In most months since Biden was inaugurated, MSNBC mentioned Trump more often than the sitting president. This is probably a reflection of what might be called the Inverse Watters Effect: Criticism of Trump plays better on MSNBC than agreeing with Biden, much less criticizing him. At Fox, meanwhile, the rate at which Biden was mentioned rose to nearly match the frequency of mentions of Trump during his presidency.

It is obviously the case that a sitting president should, in normal times, be a subject of more media coverage than a former one. These are not normal times. These are times when the former president has worked energetically to remain in the public conversation and in which national politics is heavily oriented around that former president’s effort to undermine his election loss. Fox News, it’s worth noting, has dedicated less time to talking about the investigation into the Jan. 6, 2021, riot at the Capitol than the other networks.

It’s impossible to establish some objective figure for how much Trump should be covered, of course. But Google Trends data, showing search interest by month, reflects the idea that Americans are less interested in Trump than they once were — but also that interest in Trump broadly mirrors interest in Biden. Trump is not at “former president” levels of search interest. The former chief executive has instead fallen from “national celebrity” levels of public interest to “sitting president” levels. About where CNN is.

The Internet Archive’s captioning data tells us what the networks are talking about. Analysis of its footage by the Stanford Cable TV News Analyzer indicates how often each president (Obama, Trump and Biden) has appeared on the major networks.

On average since January 2021, Trump has appeared on MSNBC (in stills or video snippets) about 338 minutes per month, more than twice as often as he has appeared on CNN and Fox News (which has the lowest average). Biden has appeared on Fox News an average of more than 1,000 minutes per month, well above the 650 to 675 minutes he has been seen on CNN and MSNBC, respectively.

We can compare mentions of Biden on Fox News and of Trump on MSNBC to the same coverage on CNN. Since Biden took office, Fox News has on average mentioned him 1.9 times as often as CNN each month. MSNBC has mentioned Trump 1.6 times as often as CNN on average.

Peters is correct that other Republicans have helped fill some of the void in Republican politics left by Trump. But coverage of, say, Florida Gov. Ron DeSantis (R) still hasn’t caught up. Closed-captioning data shows far more discussion of Trump on the network; Trump still appears on the network more often than DeSantis.

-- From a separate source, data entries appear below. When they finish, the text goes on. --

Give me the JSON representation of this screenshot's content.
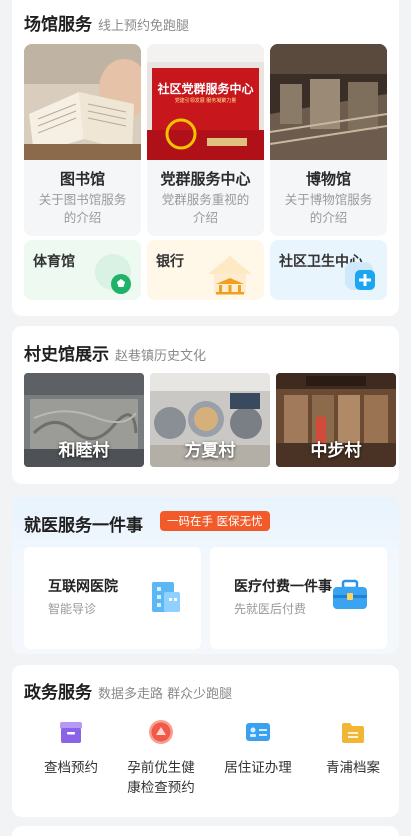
{
  "venues_section": {
    "title": "场馆服务",
    "subtitle": "线上预约免跑腿",
    "venues": [
      {
        "name": "图书馆",
        "desc": "关于图书馆服务的介绍"
      },
      {
        "name": "党群服务中心",
        "desc": "党群服务重视的介绍",
        "photo_sign": "社区党群服务中心",
        "photo_sub": "党建引领发展 服务凝聚力量"
      },
      {
        "name": "博物馆",
        "desc": "关于博物馆服务的介绍"
      }
    ],
    "facilities": [
      {
        "label": "体育馆",
        "icon": "football-icon",
        "color": "#1fb36a"
      },
      {
        "label": "银行",
        "icon": "bank-icon",
        "color": "#f0a020"
      },
      {
        "label": "社区卫生中心",
        "icon": "medical-plus-icon",
        "color": "#1aa6f0"
      }
    ]
  },
  "village_section": {
    "title": "村史馆展示",
    "subtitle": "赵巷镇历史文化",
    "villages": [
      {
        "name": "和睦村"
      },
      {
        "name": "方夏村"
      },
      {
        "name": "中步村"
      }
    ]
  },
  "medical_section": {
    "title": "就医服务一件事",
    "badge": "一码在手 医保无忧",
    "badge_color": "#f25a2a",
    "items": [
      {
        "title": "互联网医院",
        "subtitle": "智能导诊",
        "icon": "hospital-building-icon"
      },
      {
        "title": "医疗付费一件事",
        "subtitle": "先就医后付费",
        "icon": "medical-kit-icon"
      }
    ]
  },
  "gov_section": {
    "title": "政务服务",
    "subtitle": "数据多走路 群众少跑腿",
    "items": [
      {
        "label": "查档预约",
        "icon": "archive-box-icon",
        "color": "#8a63e6"
      },
      {
        "label": "孕前优生健康检查预约",
        "label_line1": "孕前优生健",
        "label_line2": "康检查预约",
        "icon": "health-check-icon",
        "color": "#f05a4a"
      },
      {
        "label": "居住证办理",
        "icon": "id-card-icon",
        "color": "#3aa0f0"
      },
      {
        "label": "青浦档案",
        "icon": "folder-icon",
        "color": "#f2b637"
      }
    ]
  }
}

Again, all things being equal, Trump should receive less coverage than when he was president. He should not be the focus of as much scrutiny and coverage as a sitting president. But for a variety of reasons, that old calculus simply doesn’t apply easily. Some part of Fox’s decision to elevate discussion of Biden over Trump may be derived from skepticism among higher-ups about Trump’s post-election behavior. But some part of it, it seems clear, is a function of the network’s preference to elevate Biden’s problems while it downplays Trump’s.